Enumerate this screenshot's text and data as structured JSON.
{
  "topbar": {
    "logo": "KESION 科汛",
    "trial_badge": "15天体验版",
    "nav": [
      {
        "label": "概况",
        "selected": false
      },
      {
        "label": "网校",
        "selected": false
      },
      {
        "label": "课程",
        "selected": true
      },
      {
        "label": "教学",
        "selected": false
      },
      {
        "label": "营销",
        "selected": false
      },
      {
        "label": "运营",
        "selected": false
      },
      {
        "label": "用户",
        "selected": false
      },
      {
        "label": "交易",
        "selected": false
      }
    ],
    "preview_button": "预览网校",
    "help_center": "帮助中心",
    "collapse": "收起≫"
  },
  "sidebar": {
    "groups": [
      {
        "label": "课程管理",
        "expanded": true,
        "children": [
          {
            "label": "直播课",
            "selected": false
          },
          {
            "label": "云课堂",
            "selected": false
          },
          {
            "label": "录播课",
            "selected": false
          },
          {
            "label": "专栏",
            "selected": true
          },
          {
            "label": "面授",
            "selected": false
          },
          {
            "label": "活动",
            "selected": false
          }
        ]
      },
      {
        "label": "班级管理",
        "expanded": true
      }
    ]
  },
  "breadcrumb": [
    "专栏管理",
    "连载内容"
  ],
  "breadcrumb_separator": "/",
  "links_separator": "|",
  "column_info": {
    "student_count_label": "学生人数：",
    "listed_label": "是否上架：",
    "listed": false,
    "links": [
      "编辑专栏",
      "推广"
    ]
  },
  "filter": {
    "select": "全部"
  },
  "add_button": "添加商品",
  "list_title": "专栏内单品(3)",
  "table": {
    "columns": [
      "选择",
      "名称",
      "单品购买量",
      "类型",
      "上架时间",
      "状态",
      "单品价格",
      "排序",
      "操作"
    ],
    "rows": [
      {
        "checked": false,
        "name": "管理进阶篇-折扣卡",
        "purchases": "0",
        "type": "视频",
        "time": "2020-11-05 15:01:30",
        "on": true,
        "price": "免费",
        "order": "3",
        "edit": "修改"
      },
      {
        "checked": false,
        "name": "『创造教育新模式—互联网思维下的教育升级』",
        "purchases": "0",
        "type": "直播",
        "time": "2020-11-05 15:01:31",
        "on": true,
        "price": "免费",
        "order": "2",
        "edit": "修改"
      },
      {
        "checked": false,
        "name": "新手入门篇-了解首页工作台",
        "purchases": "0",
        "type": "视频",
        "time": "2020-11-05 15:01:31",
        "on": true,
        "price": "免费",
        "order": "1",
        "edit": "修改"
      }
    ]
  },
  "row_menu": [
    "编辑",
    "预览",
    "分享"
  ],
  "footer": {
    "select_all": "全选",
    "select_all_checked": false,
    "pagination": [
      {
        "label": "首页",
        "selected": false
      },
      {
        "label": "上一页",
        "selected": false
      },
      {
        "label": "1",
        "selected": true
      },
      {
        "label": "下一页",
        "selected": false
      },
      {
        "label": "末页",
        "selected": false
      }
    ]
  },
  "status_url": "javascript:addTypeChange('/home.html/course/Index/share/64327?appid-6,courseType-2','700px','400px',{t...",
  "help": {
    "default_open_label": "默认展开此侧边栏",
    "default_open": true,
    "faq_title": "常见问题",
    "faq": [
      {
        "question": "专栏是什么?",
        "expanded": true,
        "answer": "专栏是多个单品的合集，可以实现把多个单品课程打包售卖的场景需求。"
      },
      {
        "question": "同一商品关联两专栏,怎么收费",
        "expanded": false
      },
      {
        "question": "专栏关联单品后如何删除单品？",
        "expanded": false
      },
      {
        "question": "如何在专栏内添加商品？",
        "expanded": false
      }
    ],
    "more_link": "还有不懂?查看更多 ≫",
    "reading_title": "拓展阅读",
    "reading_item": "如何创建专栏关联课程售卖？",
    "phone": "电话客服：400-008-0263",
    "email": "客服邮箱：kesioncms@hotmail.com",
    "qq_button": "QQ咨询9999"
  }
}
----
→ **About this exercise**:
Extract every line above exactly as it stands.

→ **Reply**:
Enumerate this screenshot's text and data as structured JSON.
{
  "topbar": {
    "logo": "KESION 科汛",
    "trial_badge": "15天体验版",
    "nav": [
      {
        "label": "概况",
        "selected": false
      },
      {
        "label": "网校",
        "selected": false
      },
      {
        "label": "课程",
        "selected": true
      },
      {
        "label": "教学",
        "selected": false
      },
      {
        "label": "营销",
        "selected": false
      },
      {
        "label": "运营",
        "selected": false
      },
      {
        "label": "用户",
        "selected": false
      },
      {
        "label": "交易",
        "selected": false
      }
    ],
    "preview_button": "预览网校",
    "help_center": "帮助中心",
    "collapse": "收起≫"
  },
  "sidebar": {
    "groups": [
      {
        "label": "课程管理",
        "expanded": true,
        "children": [
          {
            "label": "直播课",
            "selected": false
          },
          {
            "label": "云课堂",
            "selected": false
          },
          {
            "label": "录播课",
            "selected": false
          },
          {
            "label": "专栏",
            "selected": true
          },
          {
            "label": "面授",
            "selected": false
          },
          {
            "label": "活动",
            "selected": false
          }
        ]
      },
      {
        "label": "班级管理",
        "expanded": true
      }
    ]
  },
  "breadcrumb": [
    "专栏管理",
    "连载内容"
  ],
  "breadcrumb_separator": "/",
  "links_separator": "|",
  "column_info": {
    "student_count_label": "学生人数：",
    "listed_label": "是否上架：",
    "listed": false,
    "links": [
      "编辑专栏",
      "推广"
    ]
  },
  "filter": {
    "select": "全部"
  },
  "add_button": "添加商品",
  "list_title": "专栏内单品(3)",
  "table": {
    "columns": [
      "选择",
      "名称",
      "单品购买量",
      "类型",
      "上架时间",
      "状态",
      "单品价格",
      "排序",
      "操作"
    ],
    "rows": [
      {
        "checked": false,
        "name": "管理进阶篇-折扣卡",
        "purchases": "0",
        "type": "视频",
        "time": "2020-11-05 15:01:30",
        "on": true,
        "price": "免费",
        "order": "3",
        "edit": "修改"
      },
      {
        "checked": false,
        "name": "『创造教育新模式—互联网思维下的教育升级』",
        "purchases": "0",
        "type": "直播",
        "time": "2020-11-05 15:01:31",
        "on": true,
        "price": "免费",
        "order": "2",
        "edit": "修改"
      },
      {
        "checked": false,
        "name": "新手入门篇-了解首页工作台",
        "purchases": "0",
        "type": "视频",
        "time": "2020-11-05 15:01:31",
        "on": true,
        "price": "免费",
        "order": "1",
        "edit": "修改"
      }
    ]
  },
  "row_menu": [
    "编辑",
    "预览",
    "分享"
  ],
  "footer": {
    "select_all": "全选",
    "select_all_checked": false,
    "pagination": [
      {
        "label": "首页",
        "selected": false
      },
      {
        "label": "上一页",
        "selected": false
      },
      {
        "label": "1",
        "selected": true
      },
      {
        "label": "下一页",
        "selected": false
      },
      {
        "label": "末页",
        "selected": false
      }
    ]
  },
  "status_url": "javascript:addTypeChange('/home.html/course/Index/share/64327?appid-6,courseType-2','700px','400px',{t...",
  "help": {
    "default_open_label": "默认展开此侧边栏",
    "default_open": true,
    "faq_title": "常见问题",
    "faq": [
      {
        "question": "专栏是什么?",
        "expanded": true,
        "answer": "专栏是多个单品的合集，可以实现把多个单品课程打包售卖的场景需求。"
      },
      {
        "question": "同一商品关联两专栏,怎么收费",
        "expanded": false
      },
      {
        "question": "专栏关联单品后如何删除单品？",
        "expanded": false
      },
      {
        "question": "如何在专栏内添加商品？",
        "expanded": false
      }
    ],
    "more_link": "还有不懂?查看更多 ≫",
    "reading_title": "拓展阅读",
    "reading_item": "如何创建专栏关联课程售卖？",
    "phone": "电话客服：400-008-0263",
    "email": "客服邮箱：kesioncms@hotmail.com",
    "qq_button": "QQ咨询9999"
  }
}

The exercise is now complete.